- **AIM OF THE TASK**: Copy every record exactly as it appears in the data below.
[SUPPLIED DATA]
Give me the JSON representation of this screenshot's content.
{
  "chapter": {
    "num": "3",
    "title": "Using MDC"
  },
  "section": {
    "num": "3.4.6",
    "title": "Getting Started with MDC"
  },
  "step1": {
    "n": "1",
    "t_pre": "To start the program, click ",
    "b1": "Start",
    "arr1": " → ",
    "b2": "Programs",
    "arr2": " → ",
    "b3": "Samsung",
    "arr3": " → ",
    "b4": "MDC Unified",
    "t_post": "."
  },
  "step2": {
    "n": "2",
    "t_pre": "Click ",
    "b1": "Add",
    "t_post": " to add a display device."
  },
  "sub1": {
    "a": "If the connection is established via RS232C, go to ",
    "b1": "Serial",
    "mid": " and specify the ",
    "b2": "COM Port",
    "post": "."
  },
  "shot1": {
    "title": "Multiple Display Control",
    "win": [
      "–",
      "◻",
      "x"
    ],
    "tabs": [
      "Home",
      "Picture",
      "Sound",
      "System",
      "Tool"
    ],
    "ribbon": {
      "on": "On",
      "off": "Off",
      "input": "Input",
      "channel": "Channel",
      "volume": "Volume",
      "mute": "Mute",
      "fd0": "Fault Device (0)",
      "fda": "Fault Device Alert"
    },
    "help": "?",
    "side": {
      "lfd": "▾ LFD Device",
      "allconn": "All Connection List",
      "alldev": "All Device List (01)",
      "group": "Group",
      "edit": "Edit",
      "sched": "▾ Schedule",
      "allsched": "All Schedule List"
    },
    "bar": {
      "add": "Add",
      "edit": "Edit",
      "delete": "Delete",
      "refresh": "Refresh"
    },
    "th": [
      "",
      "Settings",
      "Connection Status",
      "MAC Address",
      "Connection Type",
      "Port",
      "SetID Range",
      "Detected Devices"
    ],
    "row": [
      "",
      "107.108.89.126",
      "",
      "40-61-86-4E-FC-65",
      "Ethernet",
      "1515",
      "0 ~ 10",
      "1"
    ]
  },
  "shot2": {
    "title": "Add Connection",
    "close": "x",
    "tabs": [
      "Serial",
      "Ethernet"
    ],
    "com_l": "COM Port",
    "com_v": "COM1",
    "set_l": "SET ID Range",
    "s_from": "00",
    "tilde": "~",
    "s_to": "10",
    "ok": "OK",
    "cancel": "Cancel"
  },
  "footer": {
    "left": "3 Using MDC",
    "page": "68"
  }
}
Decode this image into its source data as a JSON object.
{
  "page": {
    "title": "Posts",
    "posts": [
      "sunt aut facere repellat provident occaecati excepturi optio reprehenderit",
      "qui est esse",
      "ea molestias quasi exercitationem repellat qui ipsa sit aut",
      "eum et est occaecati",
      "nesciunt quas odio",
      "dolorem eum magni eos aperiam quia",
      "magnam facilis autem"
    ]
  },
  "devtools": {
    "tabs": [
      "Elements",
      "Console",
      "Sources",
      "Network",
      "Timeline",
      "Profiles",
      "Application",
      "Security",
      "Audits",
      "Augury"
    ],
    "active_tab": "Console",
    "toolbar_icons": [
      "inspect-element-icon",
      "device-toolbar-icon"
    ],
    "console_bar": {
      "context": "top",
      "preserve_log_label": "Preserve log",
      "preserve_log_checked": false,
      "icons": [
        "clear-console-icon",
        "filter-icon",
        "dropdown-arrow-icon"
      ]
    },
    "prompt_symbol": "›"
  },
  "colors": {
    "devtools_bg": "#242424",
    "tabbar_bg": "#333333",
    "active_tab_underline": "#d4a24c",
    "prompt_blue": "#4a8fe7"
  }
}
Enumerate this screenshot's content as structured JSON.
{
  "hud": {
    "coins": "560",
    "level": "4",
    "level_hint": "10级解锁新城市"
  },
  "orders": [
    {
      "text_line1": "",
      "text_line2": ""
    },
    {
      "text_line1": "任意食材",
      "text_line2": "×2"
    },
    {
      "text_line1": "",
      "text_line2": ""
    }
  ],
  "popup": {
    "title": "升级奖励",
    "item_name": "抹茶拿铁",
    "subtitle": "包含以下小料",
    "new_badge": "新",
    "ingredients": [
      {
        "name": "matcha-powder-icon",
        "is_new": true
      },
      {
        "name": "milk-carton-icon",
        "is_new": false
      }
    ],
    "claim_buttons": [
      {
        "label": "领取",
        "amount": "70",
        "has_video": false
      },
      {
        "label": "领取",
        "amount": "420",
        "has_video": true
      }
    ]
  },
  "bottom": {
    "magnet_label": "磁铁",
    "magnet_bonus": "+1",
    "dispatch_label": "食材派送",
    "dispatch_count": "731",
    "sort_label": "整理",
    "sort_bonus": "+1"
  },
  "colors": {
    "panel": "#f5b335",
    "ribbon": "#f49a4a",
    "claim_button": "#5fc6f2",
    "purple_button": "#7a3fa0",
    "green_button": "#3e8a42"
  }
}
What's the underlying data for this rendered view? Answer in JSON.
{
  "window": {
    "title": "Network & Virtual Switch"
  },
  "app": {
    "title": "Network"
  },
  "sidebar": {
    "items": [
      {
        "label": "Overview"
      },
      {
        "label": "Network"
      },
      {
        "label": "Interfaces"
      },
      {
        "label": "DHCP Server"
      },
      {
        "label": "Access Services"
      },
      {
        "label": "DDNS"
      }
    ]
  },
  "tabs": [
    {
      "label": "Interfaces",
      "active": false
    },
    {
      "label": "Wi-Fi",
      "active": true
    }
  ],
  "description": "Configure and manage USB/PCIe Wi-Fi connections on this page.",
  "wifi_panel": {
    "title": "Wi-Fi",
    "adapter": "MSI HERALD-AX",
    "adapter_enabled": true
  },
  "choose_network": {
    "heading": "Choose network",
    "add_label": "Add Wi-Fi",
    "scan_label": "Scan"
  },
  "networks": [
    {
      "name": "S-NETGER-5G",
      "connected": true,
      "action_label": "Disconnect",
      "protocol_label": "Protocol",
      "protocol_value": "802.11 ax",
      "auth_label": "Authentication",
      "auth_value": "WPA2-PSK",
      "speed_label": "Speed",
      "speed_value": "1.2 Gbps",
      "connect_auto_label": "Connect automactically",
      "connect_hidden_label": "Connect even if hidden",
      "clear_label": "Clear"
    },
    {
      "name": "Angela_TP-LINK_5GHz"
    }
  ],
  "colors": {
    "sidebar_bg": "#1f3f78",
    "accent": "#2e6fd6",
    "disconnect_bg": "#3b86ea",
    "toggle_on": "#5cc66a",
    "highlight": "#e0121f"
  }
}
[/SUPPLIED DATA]
- **ANSWER SPACE**:
Give me the JSON representation of this screenshot's content.
{
  "chapter": {
    "num": "3",
    "title": "Using MDC"
  },
  "section": {
    "num": "3.4.6",
    "title": "Getting Started with MDC"
  },
  "step1": {
    "n": "1",
    "t_pre": "To start the program, click ",
    "b1": "Start",
    "arr1": " → ",
    "b2": "Programs",
    "arr2": " → ",
    "b3": "Samsung",
    "arr3": " → ",
    "b4": "MDC Unified",
    "t_post": "."
  },
  "step2": {
    "n": "2",
    "t_pre": "Click ",
    "b1": "Add",
    "t_post": " to add a display device."
  },
  "sub1": {
    "a": "If the connection is established via RS232C, go to ",
    "b1": "Serial",
    "mid": " and specify the ",
    "b2": "COM Port",
    "post": "."
  },
  "shot1": {
    "title": "Multiple Display Control",
    "win": [
      "–",
      "◻",
      "x"
    ],
    "tabs": [
      "Home",
      "Picture",
      "Sound",
      "System",
      "Tool"
    ],
    "ribbon": {
      "on": "On",
      "off": "Off",
      "input": "Input",
      "channel": "Channel",
      "volume": "Volume",
      "mute": "Mute",
      "fd0": "Fault Device (0)",
      "fda": "Fault Device Alert"
    },
    "help": "?",
    "side": {
      "lfd": "▾ LFD Device",
      "allconn": "All Connection List",
      "alldev": "All Device List (01)",
      "group": "Group",
      "edit": "Edit",
      "sched": "▾ Schedule",
      "allsched": "All Schedule List"
    },
    "bar": {
      "add": "Add",
      "edit": "Edit",
      "delete": "Delete",
      "refresh": "Refresh"
    },
    "th": [
      "",
      "Settings",
      "Connection Status",
      "MAC Address",
      "Connection Type",
      "Port",
      "SetID Range",
      "Detected Devices"
    ],
    "row": [
      "",
      "107.108.89.126",
      "",
      "40-61-86-4E-FC-65",
      "Ethernet",
      "1515",
      "0 ~ 10",
      "1"
    ]
  },
  "shot2": {
    "title": "Add Connection",
    "close": "x",
    "tabs": [
      "Serial",
      "Ethernet"
    ],
    "com_l": "COM Port",
    "com_v": "COM1",
    "set_l": "SET ID Range",
    "s_from": "00",
    "tilde": "~",
    "s_to": "10",
    "ok": "OK",
    "cancel": "Cancel"
  },
  "footer": {
    "left": "3 Using MDC",
    "page": "68"
  }
}
Decode this image into its source data as a JSON object.
{
  "page": {
    "title": "Posts",
    "posts": [
      "sunt aut facere repellat provident occaecati excepturi optio reprehenderit",
      "qui est esse",
      "ea molestias quasi exercitationem repellat qui ipsa sit aut",
      "eum et est occaecati",
      "nesciunt quas odio",
      "dolorem eum magni eos aperiam quia",
      "magnam facilis autem"
    ]
  },
  "devtools": {
    "tabs": [
      "Elements",
      "Console",
      "Sources",
      "Network",
      "Timeline",
      "Profiles",
      "Application",
      "Security",
      "Audits",
      "Augury"
    ],
    "active_tab": "Console",
    "toolbar_icons": [
      "inspect-element-icon",
      "device-toolbar-icon"
    ],
    "console_bar": {
      "context": "top",
      "preserve_log_label": "Preserve log",
      "preserve_log_checked": false,
      "icons": [
        "clear-console-icon",
        "filter-icon",
        "dropdown-arrow-icon"
      ]
    },
    "prompt_symbol": "›"
  },
  "colors": {
    "devtools_bg": "#242424",
    "tabbar_bg": "#333333",
    "active_tab_underline": "#d4a24c",
    "prompt_blue": "#4a8fe7"
  }
}
Enumerate this screenshot's content as structured JSON.
{
  "hud": {
    "coins": "560",
    "level": "4",
    "level_hint": "10级解锁新城市"
  },
  "orders": [
    {
      "text_line1": "",
      "text_line2": ""
    },
    {
      "text_line1": "任意食材",
      "text_line2": "×2"
    },
    {
      "text_line1": "",
      "text_line2": ""
    }
  ],
  "popup": {
    "title": "升级奖励",
    "item_name": "抹茶拿铁",
    "subtitle": "包含以下小料",
    "new_badge": "新",
    "ingredients": [
      {
        "name": "matcha-powder-icon",
        "is_new": true
      },
      {
        "name": "milk-carton-icon",
        "is_new": false
      }
    ],
    "claim_buttons": [
      {
        "label": "领取",
        "amount": "70",
        "has_video": false
      },
      {
        "label": "领取",
        "amount": "420",
        "has_video": true
      }
    ]
  },
  "bottom": {
    "magnet_label": "磁铁",
    "magnet_bonus": "+1",
    "dispatch_label": "食材派送",
    "dispatch_count": "731",
    "sort_label": "整理",
    "sort_bonus": "+1"
  },
  "colors": {
    "panel": "#f5b335",
    "ribbon": "#f49a4a",
    "claim_button": "#5fc6f2",
    "purple_button": "#7a3fa0",
    "green_button": "#3e8a42"
  }
}
What's the underlying data for this rendered view? Answer in JSON.
{
  "window": {
    "title": "Network & Virtual Switch"
  },
  "app": {
    "title": "Network"
  },
  "sidebar": {
    "items": [
      {
        "label": "Overview"
      },
      {
        "label": "Network"
      },
      {
        "label": "Interfaces"
      },
      {
        "label": "DHCP Server"
      },
      {
        "label": "Access Services"
      },
      {
        "label": "DDNS"
      }
    ]
  },
  "tabs": [
    {
      "label": "Interfaces",
      "active": false
    },
    {
      "label": "Wi-Fi",
      "active": true
    }
  ],
  "description": "Configure and manage USB/PCIe Wi-Fi connections on this page.",
  "wifi_panel": {
    "title": "Wi-Fi",
    "adapter": "MSI HERALD-AX",
    "adapter_enabled": true
  },
  "choose_network": {
    "heading": "Choose network",
    "add_label": "Add Wi-Fi",
    "scan_label": "Scan"
  },
  "networks": [
    {
      "name": "S-NETGER-5G",
      "connected": true,
      "action_label": "Disconnect",
      "protocol_label": "Protocol",
      "protocol_value": "802.11 ax",
      "auth_label": "Authentication",
      "auth_value": "WPA2-PSK",
      "speed_label": "Speed",
      "speed_value": "1.2 Gbps",
      "connect_auto_label": "Connect automactically",
      "connect_hidden_label": "Connect even if hidden",
      "clear_label": "Clear"
    },
    {
      "name": "Angela_TP-LINK_5GHz"
    }
  ],
  "colors": {
    "sidebar_bg": "#1f3f78",
    "accent": "#2e6fd6",
    "disconnect_bg": "#3b86ea",
    "toggle_on": "#5cc66a",
    "highlight": "#e0121f"
  }
}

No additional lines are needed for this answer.